|Named By:||Robert Broom in 1909|
|Time Period:||Early Triassic, 251-246 Ma|
|Location:||South Africa - Burgersdorp Formation of South Africa|
|Fossil(s):||Skull and partial remains of several individuals|
|Classification:||| Chordata | Synapsida | Therapsida | Therocephalia | Bauriidae | Bauriinae ||
Bauria is an extinct genus of the suborder therocephalia that existed during the Early Triassic period, around 246-251 million years ago. It belonged to the family Bauriidae. Bauria was probably a carnivore or insectivore. It can be described as a "mammal-like reptile". It lived in South Africa, specifically in the Burgersdorp Formation in South Africa.
Bauria was named by Robert Broom in 1909 and found at Winnaarsbaken, South Africa. The first species Broom discovered, Bauria cynops, was a reasonably complete skull, but according to the first description somewhat poorly preserved, and apparently equally poorly prepared. Five other specimens were later found at different points in time, with mostly skulls being found.
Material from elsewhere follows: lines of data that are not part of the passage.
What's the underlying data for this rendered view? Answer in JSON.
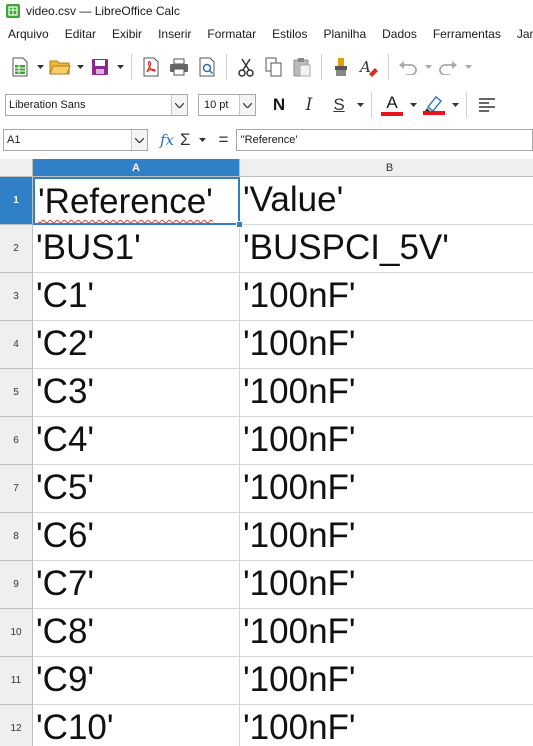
{
  "window": {
    "title": "video.csv — LibreOffice Calc"
  },
  "menu": [
    "Arquivo",
    "Editar",
    "Exibir",
    "Inserir",
    "Formatar",
    "Estilos",
    "Planilha",
    "Dados",
    "Ferramentas",
    "Janela"
  ],
  "toolbar": {
    "icons": [
      "new-spreadsheet-icon",
      "open-folder-icon",
      "save-icon",
      "export-pdf-icon",
      "print-icon",
      "print-preview-icon",
      "cut-icon",
      "copy-icon",
      "paste-icon",
      "clone-formatting-icon",
      "clear-formatting-icon",
      "undo-icon",
      "redo-icon"
    ]
  },
  "format_bar": {
    "font_name": "Liberation Sans",
    "font_size": "10 pt",
    "bold": "N",
    "italic": "I",
    "underline": "S",
    "font_color_glyph": "A",
    "accent_color": "#e8131a"
  },
  "formula_bar": {
    "name_box": "A1",
    "fx": "fx",
    "sigma": "Σ",
    "equals": "=",
    "content": "''Reference'"
  },
  "sheet": {
    "columns": [
      "A",
      "B"
    ],
    "selected_column": "A",
    "rows": [
      {
        "n": "1",
        "a": "'Reference'",
        "b": "'Value'"
      },
      {
        "n": "2",
        "a": "'BUS1'",
        "b": "'BUSPCI_5V'"
      },
      {
        "n": "3",
        "a": "'C1'",
        "b": "'100nF'"
      },
      {
        "n": "4",
        "a": "'C2'",
        "b": "'100nF'"
      },
      {
        "n": "5",
        "a": "'C3'",
        "b": "'100nF'"
      },
      {
        "n": "6",
        "a": "'C4'",
        "b": "'100nF'"
      },
      {
        "n": "7",
        "a": "'C5'",
        "b": "'100nF'"
      },
      {
        "n": "8",
        "a": "'C6'",
        "b": "'100nF'"
      },
      {
        "n": "9",
        "a": "'C7'",
        "b": "'100nF'"
      },
      {
        "n": "10",
        "a": "'C8'",
        "b": "'100nF'"
      },
      {
        "n": "11",
        "a": "'C9'",
        "b": "'100nF'"
      },
      {
        "n": "12",
        "a": "'C10'",
        "b": "'100nF'"
      }
    ],
    "selection_color": "#2f80c7"
  }
}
Only two species of Bauria are known, with the most recent one, Bauria robusta, being discovered by J. W. Kitching in 1955 in the Burghersdorp district
In a recent paper, it has been found that Microgomphodon oligocynus and Bauria cynops are recognized as the only valid species of southern African bauriids.